(Beginning of Records provided)

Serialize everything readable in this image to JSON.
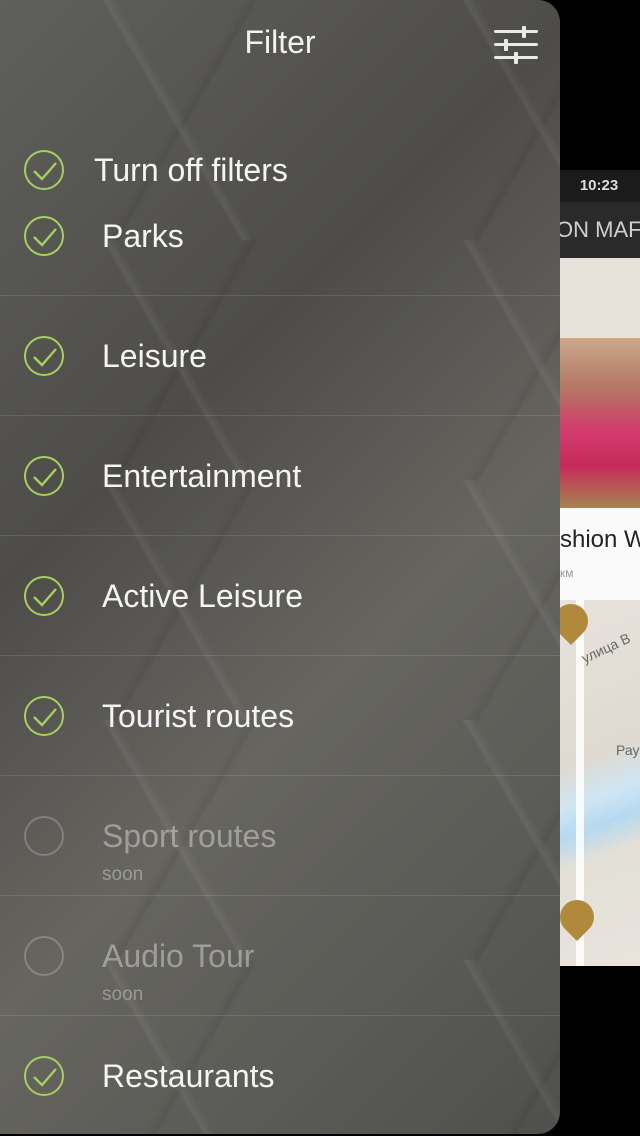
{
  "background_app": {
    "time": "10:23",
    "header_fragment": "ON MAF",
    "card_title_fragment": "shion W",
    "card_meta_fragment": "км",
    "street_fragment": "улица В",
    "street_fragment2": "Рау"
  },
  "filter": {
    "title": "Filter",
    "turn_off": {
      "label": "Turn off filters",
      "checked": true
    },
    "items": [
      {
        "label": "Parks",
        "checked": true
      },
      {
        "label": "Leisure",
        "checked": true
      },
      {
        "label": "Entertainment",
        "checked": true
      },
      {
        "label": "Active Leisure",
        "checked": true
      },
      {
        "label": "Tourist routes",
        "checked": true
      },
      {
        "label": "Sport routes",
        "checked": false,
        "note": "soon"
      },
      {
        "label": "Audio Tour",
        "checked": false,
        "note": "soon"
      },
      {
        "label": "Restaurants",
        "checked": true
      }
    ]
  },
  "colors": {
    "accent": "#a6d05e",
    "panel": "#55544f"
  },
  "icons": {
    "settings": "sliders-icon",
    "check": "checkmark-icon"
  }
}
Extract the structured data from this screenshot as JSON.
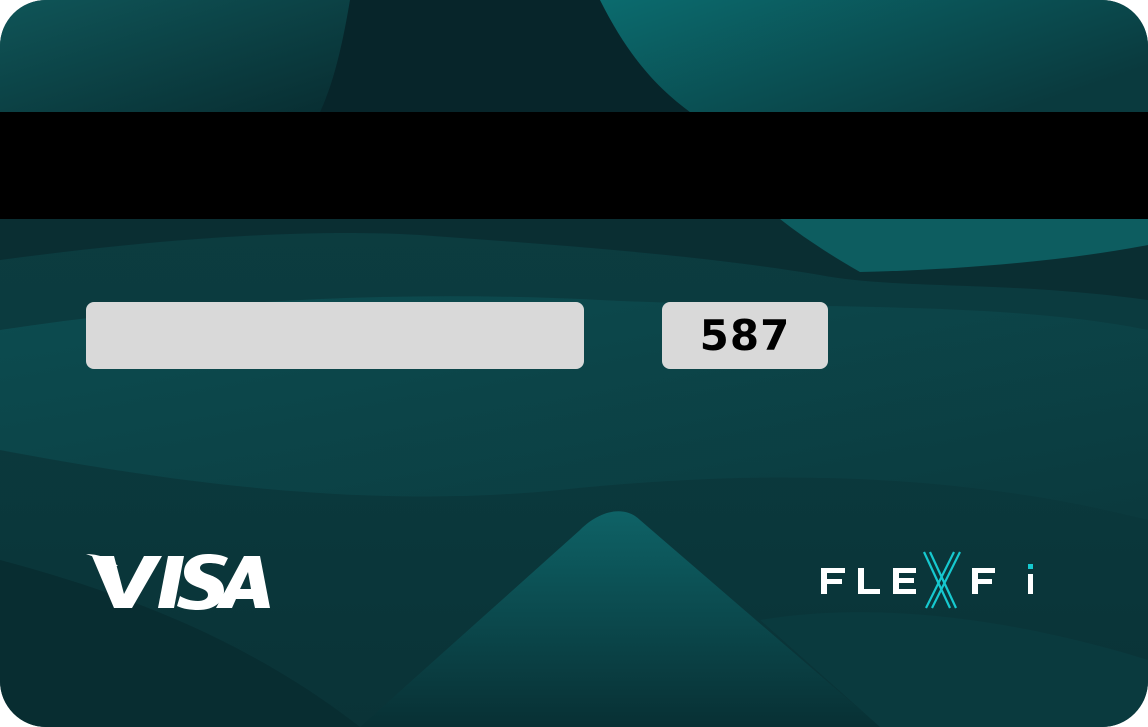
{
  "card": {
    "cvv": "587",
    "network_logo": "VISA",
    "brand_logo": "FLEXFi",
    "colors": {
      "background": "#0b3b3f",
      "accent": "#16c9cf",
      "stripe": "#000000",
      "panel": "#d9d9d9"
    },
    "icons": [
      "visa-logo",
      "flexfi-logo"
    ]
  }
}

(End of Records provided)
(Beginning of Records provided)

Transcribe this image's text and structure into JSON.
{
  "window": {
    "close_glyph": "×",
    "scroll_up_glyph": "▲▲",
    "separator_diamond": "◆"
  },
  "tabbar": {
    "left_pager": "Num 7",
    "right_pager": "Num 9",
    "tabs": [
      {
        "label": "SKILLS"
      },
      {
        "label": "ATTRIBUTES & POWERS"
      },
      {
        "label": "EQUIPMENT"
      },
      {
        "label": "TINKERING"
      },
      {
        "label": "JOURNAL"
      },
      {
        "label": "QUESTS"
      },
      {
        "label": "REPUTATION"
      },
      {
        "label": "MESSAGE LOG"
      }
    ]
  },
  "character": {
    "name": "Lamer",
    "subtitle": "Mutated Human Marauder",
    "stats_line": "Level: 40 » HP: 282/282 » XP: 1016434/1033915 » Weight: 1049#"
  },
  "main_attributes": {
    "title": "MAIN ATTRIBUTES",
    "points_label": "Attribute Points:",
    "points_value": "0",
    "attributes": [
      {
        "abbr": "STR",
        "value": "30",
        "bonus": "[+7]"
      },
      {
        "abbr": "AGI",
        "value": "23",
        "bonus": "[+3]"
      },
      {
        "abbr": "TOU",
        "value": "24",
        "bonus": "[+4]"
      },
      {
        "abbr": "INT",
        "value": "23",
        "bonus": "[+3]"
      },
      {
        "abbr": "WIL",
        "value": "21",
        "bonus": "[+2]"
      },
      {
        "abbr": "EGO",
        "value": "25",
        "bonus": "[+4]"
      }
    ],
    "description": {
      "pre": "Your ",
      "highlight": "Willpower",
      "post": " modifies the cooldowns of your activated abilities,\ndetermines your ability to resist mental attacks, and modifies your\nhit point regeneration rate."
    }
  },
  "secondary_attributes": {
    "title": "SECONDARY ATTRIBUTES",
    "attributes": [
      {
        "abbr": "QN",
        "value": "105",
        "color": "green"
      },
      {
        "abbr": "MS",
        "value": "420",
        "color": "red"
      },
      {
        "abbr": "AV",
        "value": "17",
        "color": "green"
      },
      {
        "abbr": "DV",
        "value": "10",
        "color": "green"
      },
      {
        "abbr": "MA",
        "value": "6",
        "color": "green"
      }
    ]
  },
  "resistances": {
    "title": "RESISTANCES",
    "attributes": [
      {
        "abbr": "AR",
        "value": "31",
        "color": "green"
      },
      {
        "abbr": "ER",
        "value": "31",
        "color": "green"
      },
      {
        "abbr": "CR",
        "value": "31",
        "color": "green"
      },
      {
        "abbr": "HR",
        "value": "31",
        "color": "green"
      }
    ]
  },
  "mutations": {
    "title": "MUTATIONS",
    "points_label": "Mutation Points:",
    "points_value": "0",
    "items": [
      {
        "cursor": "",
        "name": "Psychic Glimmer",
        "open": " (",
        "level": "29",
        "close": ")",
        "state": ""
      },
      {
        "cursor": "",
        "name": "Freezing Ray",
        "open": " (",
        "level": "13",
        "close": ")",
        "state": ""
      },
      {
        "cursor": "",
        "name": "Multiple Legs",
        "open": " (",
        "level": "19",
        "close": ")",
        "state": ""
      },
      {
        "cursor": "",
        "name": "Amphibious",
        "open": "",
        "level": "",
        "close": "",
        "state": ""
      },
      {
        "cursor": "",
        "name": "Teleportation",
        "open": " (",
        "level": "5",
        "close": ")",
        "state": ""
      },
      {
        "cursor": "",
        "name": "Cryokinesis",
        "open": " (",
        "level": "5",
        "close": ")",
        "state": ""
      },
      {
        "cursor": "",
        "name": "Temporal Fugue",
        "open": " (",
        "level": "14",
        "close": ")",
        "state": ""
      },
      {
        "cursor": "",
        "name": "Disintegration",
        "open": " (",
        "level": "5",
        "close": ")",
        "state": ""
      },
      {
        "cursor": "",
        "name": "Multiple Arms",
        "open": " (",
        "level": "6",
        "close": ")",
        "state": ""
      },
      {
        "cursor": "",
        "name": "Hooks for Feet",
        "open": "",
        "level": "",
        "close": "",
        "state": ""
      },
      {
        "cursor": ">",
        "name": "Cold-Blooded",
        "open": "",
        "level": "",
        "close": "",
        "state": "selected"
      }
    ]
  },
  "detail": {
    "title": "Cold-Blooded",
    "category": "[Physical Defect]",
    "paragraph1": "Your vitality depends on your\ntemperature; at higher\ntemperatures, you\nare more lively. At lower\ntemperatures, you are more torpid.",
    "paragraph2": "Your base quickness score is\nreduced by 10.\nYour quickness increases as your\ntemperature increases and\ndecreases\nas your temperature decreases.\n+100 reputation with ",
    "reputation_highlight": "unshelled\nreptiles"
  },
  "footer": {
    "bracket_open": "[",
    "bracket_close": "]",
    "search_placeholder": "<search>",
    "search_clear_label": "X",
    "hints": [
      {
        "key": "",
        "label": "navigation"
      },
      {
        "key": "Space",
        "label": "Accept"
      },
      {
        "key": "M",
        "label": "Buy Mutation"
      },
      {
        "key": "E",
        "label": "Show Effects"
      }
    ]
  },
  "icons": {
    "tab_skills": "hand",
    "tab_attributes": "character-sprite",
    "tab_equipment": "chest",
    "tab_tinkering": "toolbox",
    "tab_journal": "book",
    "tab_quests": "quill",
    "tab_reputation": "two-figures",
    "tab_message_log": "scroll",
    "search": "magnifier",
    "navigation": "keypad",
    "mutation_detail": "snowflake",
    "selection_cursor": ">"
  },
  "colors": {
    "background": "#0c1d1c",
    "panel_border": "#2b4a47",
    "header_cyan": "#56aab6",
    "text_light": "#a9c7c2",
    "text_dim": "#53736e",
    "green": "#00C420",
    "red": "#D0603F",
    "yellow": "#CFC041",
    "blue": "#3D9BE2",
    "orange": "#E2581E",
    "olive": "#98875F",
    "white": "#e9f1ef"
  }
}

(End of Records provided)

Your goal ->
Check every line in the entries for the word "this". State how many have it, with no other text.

Solved problem ->
3